THE PROBLEM
Copy out every line in the entries below that includes "Agrarantragsdaten".

RECORDS SUPPLIED
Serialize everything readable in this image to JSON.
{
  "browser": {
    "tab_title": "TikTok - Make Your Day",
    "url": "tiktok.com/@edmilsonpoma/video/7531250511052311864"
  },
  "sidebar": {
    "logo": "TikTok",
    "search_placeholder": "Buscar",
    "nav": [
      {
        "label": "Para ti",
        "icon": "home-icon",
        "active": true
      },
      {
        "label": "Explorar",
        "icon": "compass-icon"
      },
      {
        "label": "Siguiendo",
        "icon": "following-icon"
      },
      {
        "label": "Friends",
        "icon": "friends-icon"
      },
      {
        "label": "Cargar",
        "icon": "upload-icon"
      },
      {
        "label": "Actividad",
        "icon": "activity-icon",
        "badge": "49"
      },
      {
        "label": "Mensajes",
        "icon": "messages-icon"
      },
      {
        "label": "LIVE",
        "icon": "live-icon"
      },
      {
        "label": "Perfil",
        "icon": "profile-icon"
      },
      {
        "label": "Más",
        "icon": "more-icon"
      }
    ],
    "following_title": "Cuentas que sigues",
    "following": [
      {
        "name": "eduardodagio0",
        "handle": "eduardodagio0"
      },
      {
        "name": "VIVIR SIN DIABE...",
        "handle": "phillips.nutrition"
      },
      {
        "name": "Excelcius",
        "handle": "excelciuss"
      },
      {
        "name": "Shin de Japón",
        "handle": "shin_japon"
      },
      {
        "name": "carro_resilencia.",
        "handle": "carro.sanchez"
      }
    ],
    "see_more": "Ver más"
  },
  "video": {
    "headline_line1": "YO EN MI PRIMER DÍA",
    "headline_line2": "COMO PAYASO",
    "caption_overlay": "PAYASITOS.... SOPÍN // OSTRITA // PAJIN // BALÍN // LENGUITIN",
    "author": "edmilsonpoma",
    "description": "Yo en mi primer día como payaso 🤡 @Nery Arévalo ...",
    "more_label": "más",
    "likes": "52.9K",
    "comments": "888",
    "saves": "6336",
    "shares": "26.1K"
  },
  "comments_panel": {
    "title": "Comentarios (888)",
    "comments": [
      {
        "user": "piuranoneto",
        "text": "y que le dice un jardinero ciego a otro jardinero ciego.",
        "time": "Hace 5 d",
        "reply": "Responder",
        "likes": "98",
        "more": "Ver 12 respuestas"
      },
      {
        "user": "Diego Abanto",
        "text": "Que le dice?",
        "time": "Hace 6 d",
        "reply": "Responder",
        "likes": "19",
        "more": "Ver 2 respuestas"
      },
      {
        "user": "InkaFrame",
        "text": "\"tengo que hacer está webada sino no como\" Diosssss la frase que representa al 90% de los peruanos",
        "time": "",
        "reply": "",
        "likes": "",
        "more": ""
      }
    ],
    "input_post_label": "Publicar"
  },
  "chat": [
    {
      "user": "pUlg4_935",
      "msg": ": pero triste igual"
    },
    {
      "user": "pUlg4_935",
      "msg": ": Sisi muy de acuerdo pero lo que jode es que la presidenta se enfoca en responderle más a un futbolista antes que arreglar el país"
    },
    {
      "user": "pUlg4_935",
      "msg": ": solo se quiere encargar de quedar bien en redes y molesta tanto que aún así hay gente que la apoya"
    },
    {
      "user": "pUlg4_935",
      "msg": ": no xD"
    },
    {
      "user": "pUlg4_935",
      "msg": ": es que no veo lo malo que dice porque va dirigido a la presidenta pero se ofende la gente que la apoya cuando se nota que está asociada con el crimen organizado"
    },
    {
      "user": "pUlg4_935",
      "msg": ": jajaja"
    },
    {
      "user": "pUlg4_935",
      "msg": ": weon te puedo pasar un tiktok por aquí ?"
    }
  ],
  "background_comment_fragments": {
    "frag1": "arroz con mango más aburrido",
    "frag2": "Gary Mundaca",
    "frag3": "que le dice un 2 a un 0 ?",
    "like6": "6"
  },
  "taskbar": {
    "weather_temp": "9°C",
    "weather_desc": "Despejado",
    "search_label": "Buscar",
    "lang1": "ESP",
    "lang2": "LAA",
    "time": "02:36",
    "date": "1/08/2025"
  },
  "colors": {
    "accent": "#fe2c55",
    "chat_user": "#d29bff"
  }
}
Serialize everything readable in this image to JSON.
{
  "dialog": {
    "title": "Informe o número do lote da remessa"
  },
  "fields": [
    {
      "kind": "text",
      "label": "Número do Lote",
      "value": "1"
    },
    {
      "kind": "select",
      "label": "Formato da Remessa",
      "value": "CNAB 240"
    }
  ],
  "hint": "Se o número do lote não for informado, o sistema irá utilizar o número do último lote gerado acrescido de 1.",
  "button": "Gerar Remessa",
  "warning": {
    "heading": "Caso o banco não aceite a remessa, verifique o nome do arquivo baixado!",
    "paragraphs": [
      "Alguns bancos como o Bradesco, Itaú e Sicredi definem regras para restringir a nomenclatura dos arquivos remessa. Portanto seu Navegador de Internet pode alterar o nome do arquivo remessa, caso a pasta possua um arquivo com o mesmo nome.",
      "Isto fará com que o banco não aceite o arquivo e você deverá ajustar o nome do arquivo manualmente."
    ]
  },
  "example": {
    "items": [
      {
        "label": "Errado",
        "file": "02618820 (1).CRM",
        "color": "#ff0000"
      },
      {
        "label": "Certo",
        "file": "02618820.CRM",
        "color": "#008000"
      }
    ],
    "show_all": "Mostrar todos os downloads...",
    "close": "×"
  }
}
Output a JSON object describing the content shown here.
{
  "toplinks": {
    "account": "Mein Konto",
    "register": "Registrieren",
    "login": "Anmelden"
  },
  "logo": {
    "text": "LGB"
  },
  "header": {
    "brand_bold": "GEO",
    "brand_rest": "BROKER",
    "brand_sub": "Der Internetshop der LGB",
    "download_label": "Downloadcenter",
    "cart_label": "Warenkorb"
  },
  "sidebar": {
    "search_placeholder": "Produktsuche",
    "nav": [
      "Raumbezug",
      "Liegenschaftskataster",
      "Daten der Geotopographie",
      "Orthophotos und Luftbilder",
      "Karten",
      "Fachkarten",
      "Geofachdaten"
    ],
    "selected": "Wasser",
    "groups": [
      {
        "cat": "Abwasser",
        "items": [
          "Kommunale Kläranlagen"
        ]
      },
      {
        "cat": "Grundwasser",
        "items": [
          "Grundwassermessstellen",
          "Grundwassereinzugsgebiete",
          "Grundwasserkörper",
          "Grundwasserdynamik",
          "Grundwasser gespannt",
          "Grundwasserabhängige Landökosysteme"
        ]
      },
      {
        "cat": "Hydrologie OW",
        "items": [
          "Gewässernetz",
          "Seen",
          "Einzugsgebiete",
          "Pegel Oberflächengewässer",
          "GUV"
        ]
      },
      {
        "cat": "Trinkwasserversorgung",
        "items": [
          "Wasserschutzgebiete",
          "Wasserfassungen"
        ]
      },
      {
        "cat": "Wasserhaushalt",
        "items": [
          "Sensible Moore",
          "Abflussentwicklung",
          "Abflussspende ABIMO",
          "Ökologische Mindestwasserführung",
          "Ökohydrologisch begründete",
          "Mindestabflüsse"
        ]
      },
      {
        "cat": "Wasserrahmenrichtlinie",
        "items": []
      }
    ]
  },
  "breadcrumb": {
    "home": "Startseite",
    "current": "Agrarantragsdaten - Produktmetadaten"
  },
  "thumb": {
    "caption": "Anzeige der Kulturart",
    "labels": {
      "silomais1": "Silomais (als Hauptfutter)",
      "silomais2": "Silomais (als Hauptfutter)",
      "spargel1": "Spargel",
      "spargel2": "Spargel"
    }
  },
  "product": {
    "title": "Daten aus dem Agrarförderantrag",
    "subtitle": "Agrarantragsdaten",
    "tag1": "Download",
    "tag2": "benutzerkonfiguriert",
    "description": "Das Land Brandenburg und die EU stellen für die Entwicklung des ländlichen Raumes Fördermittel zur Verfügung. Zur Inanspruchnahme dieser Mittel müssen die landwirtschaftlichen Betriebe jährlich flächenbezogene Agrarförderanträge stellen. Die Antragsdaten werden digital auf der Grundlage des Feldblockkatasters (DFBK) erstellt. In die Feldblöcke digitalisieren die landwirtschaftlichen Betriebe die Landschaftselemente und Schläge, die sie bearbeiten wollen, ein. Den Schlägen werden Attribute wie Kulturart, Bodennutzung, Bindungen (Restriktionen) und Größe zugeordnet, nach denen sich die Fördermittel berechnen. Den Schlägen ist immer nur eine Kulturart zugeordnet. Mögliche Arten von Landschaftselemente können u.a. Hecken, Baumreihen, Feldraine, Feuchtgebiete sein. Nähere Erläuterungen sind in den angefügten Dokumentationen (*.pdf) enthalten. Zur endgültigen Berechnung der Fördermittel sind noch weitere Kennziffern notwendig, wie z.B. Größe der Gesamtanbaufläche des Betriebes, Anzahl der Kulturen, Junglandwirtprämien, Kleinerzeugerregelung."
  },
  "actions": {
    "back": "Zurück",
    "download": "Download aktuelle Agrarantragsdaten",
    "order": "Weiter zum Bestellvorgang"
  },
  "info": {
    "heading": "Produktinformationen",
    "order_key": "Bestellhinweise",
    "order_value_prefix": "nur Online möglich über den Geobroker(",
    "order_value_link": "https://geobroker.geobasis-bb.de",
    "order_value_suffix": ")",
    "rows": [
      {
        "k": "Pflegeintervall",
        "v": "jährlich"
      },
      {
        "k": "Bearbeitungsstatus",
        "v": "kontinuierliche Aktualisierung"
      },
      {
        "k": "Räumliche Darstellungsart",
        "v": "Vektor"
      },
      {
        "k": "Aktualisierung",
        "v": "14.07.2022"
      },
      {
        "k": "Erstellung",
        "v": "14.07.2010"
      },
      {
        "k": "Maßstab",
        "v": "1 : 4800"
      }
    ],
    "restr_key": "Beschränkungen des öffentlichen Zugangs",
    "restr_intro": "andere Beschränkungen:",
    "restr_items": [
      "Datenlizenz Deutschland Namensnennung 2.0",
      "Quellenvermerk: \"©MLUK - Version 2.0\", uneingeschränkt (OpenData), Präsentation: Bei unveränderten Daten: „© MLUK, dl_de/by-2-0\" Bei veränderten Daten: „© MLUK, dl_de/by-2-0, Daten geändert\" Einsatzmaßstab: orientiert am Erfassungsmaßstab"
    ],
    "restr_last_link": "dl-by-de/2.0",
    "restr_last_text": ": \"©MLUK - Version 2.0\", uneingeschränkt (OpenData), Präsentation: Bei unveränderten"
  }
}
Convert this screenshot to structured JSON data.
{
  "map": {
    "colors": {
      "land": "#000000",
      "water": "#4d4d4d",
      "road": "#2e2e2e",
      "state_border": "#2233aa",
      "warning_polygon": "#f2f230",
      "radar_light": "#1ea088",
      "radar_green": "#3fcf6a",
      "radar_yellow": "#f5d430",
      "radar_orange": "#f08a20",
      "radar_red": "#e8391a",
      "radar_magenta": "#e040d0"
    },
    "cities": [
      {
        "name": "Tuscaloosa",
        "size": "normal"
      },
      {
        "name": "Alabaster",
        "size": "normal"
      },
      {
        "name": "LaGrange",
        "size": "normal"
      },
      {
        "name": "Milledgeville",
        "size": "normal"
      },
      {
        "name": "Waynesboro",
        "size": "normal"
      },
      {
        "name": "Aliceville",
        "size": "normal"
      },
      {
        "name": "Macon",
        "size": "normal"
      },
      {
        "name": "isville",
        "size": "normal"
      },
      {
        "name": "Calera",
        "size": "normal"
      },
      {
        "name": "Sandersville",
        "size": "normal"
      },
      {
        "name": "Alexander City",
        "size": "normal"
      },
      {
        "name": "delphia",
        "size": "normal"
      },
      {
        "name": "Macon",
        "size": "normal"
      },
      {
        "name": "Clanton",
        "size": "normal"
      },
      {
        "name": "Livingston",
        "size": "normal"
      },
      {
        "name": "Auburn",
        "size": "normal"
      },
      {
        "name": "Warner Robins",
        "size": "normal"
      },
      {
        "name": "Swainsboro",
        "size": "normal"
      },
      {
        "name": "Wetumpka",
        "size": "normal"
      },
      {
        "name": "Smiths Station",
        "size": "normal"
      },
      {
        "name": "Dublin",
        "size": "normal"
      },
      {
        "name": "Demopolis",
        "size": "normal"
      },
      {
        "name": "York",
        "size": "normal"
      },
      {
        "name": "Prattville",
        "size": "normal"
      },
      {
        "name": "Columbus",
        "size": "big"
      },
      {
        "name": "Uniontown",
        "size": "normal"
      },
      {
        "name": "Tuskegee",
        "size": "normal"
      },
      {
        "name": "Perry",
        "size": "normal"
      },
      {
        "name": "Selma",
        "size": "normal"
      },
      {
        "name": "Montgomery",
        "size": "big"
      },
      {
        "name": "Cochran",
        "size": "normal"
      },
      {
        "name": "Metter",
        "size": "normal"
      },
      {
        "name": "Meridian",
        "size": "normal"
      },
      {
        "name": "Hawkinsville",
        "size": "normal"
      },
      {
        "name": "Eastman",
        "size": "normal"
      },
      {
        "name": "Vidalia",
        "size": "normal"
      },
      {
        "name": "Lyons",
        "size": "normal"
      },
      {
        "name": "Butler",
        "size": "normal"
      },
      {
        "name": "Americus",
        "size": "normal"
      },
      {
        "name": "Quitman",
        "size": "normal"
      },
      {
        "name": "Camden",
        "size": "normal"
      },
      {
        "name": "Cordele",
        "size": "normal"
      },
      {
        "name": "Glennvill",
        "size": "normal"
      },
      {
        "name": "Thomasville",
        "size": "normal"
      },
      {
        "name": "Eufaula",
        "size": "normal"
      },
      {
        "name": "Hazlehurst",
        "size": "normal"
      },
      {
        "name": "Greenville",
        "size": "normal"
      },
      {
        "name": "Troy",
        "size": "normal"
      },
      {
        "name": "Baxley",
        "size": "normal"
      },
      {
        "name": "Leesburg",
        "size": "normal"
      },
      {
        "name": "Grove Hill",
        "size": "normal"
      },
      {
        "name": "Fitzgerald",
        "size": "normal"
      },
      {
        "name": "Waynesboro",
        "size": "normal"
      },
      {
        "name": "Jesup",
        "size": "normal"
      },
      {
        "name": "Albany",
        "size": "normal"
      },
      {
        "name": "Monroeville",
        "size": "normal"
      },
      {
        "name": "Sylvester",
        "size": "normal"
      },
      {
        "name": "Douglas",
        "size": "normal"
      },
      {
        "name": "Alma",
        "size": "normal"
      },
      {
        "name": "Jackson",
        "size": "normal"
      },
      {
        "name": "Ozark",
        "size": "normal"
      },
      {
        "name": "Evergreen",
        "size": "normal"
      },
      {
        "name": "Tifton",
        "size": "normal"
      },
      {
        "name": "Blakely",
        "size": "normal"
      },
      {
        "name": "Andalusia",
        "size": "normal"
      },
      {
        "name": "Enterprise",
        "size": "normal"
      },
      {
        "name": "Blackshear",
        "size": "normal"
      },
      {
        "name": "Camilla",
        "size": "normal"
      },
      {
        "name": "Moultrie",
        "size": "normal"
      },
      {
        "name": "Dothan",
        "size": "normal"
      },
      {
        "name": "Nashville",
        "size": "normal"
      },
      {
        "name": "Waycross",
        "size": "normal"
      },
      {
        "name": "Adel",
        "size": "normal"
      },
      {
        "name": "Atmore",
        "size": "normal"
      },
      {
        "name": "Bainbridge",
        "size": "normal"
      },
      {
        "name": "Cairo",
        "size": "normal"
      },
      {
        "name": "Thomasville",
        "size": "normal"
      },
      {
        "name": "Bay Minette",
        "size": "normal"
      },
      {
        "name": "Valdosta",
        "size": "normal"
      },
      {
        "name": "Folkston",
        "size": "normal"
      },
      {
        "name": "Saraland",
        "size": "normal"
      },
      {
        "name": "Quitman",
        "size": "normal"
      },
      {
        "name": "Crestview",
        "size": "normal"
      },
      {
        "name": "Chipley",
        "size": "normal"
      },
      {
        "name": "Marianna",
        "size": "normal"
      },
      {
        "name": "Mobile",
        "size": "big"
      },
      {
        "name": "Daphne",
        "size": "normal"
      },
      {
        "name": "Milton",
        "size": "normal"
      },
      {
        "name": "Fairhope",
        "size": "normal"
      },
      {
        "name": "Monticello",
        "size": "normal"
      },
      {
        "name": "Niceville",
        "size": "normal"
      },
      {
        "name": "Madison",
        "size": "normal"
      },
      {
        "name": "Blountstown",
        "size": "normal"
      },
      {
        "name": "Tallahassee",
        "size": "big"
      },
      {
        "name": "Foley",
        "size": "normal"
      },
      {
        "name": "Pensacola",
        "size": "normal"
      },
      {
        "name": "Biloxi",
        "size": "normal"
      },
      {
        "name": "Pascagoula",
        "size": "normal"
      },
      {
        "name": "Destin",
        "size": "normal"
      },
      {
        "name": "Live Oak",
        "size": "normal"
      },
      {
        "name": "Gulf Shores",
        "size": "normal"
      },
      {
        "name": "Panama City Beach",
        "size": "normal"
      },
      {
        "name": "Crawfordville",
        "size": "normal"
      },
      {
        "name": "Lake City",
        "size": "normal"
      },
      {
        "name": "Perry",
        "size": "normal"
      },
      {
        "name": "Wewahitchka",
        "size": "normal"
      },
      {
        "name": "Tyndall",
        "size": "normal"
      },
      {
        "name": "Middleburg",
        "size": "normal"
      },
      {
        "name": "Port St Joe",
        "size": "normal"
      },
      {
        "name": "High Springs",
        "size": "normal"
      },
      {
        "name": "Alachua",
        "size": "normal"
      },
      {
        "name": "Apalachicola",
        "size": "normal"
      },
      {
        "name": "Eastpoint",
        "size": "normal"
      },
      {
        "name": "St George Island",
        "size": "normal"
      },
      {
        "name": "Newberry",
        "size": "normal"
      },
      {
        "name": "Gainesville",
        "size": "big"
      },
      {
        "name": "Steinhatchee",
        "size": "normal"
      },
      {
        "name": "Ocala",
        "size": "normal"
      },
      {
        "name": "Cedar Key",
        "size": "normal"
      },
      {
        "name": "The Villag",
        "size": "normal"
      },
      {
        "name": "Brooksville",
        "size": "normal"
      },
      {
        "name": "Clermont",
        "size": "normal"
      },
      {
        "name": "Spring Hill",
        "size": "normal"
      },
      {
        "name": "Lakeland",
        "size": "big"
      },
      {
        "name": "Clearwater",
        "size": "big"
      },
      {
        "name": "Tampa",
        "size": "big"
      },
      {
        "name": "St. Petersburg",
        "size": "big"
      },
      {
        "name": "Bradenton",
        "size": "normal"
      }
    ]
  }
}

THE ANSWER
    "current": "Agrarantragsdaten - Produktmetadaten"
    "subtitle": "Agrarantragsdaten",
    "download": "Download aktuelle Agrarantragsdaten",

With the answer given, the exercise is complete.